Conjugate Gradient (CG) techniques are suitable for resolution of time-variant system identification problems: adaptive equalization, echo cancellation, active noise cancellation, linear prediction, etc. These systems can be seen as optimization problems and CG techniques can be used to solve them. It has been demonstrated that, in the single-channel case, the conjugate gradient techniques provide a similar solution in terms of convergence rate than those provided by the recursive least square (RLS) method, involving higher complexity than the least mean square (LMS) but lower than RLS without stability issues. The advantages of these techniques are especially valuable in the case of high complexity and magnitude problems like multi-channel systems. This work develops CG algorithm for the adaptive MIMO (multiple-input and multiple-output) systems and tests it by solving a multichannel acoustic echo cancellation (MAEC) problem.
Download POWERWAVE: a high performance Single Chip Interpolating Wavetable Synthesizer
In this paper we introduce the single chip implementation of a 16 voices wavetable synthesizer. All digital functions (control and waveform generation) are contained in a single platform FPGA chip (Xilinx Virtex 2 Pro). Only the digital to analog conversion is done by a standard 96 kHz audio DAC (AD 1785). In the first version the synthesizer is controlled via standard RS 232 interface.
Download Estimating the amplitude of the cubic difference tone using a third order adaptive Volterra Filter
Design method of a nonlinear filter to estimate the amplitudes of cubic difference tones is presented. To this end, a third-order Volterra filter is used to model the nonlinearity of our auditory system, and the filter coefficients are obtained using an adaptive process. The results show the filtered outputs follow very closely the experimental data as the intensity levels and the frequencies of inputs vary especially when the frequency separation between the two primary tones is not large.

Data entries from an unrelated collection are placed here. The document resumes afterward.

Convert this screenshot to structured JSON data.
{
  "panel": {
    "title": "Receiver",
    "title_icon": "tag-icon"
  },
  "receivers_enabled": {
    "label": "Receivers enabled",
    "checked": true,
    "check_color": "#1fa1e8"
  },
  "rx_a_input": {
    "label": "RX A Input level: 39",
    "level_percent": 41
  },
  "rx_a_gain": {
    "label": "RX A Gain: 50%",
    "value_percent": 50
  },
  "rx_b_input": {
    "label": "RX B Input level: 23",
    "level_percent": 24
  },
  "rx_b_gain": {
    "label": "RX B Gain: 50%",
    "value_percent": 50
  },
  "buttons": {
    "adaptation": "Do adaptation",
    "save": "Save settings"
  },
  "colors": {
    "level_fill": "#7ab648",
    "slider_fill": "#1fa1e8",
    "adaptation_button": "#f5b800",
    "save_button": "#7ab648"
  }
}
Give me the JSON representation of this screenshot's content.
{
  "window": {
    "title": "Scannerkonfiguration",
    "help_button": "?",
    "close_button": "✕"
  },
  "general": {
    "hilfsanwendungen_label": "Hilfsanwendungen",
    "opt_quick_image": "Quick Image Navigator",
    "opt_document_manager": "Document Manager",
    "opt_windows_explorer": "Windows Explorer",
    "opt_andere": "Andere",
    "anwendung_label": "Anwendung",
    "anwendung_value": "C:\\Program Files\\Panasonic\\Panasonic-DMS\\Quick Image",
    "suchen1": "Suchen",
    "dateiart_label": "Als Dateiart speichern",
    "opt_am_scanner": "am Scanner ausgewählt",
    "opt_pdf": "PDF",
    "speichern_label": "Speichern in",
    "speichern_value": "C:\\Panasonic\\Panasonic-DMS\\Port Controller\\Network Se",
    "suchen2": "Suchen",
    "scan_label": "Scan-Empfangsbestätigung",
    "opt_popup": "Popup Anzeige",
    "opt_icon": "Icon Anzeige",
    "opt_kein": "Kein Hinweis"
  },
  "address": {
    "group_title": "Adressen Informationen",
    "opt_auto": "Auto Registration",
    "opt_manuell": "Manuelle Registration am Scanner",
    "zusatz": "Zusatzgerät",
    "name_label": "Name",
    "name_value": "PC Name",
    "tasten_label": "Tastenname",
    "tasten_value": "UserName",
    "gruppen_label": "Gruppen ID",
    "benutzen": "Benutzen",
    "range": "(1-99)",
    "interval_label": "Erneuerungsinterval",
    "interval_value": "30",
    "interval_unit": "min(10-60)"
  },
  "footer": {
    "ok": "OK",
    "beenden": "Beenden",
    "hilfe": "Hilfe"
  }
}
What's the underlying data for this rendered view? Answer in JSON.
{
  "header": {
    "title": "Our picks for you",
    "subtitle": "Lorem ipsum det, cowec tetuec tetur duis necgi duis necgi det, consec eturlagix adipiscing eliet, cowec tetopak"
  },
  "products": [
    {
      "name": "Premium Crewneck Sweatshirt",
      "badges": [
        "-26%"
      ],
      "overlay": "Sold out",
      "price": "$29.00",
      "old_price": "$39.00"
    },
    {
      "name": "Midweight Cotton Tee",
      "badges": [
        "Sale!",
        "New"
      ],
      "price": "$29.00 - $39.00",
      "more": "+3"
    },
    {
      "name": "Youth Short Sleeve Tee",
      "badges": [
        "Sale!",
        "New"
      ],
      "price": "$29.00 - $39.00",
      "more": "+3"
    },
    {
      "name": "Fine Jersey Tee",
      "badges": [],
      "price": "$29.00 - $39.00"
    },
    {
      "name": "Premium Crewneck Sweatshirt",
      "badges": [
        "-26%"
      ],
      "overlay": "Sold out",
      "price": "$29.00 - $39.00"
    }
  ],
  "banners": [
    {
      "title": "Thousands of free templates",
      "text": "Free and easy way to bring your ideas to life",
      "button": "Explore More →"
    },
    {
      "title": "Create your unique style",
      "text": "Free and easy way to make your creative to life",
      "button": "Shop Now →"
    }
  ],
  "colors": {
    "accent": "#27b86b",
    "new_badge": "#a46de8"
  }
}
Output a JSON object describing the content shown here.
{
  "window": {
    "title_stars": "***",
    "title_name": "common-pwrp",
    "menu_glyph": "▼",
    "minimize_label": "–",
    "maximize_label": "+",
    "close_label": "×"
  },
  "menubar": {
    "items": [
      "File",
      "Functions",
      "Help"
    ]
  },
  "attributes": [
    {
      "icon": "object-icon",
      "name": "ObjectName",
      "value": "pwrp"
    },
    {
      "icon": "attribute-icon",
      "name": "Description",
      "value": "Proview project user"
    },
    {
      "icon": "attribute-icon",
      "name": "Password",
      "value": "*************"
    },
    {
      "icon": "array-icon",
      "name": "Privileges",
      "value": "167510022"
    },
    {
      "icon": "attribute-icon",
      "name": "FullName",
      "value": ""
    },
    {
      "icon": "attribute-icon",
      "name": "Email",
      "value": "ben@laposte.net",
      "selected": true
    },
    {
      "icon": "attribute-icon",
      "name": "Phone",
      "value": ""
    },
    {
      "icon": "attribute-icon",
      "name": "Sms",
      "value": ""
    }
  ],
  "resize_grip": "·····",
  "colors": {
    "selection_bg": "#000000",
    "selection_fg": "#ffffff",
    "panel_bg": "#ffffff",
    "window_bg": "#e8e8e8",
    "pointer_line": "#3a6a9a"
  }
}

In this paper, we first define the scenario of a generic acoustic human/machine interface and then formulate the according fundamental signal processing problems. For signal reproduction, the requirements for ideal solutions are stated and some examples for the state of the technology are briefly reviewed. For signal acquisition, the fundamental problems ask for acoustic echo cancellation, desired source extraction, and source localization. After illustrating to which extent acoustic echo cancellation is already a solved problem, we present recent results for separation, dereverberation and localization of multiple source signals. As an underlying motivation for this synoptic treatment, we demonstrate that the considered subproblems (except localization) can be directly interpreted as signal separation or system identification problems with varying degrees of difficulty, which in turn determines the effectiveness of the known solutions.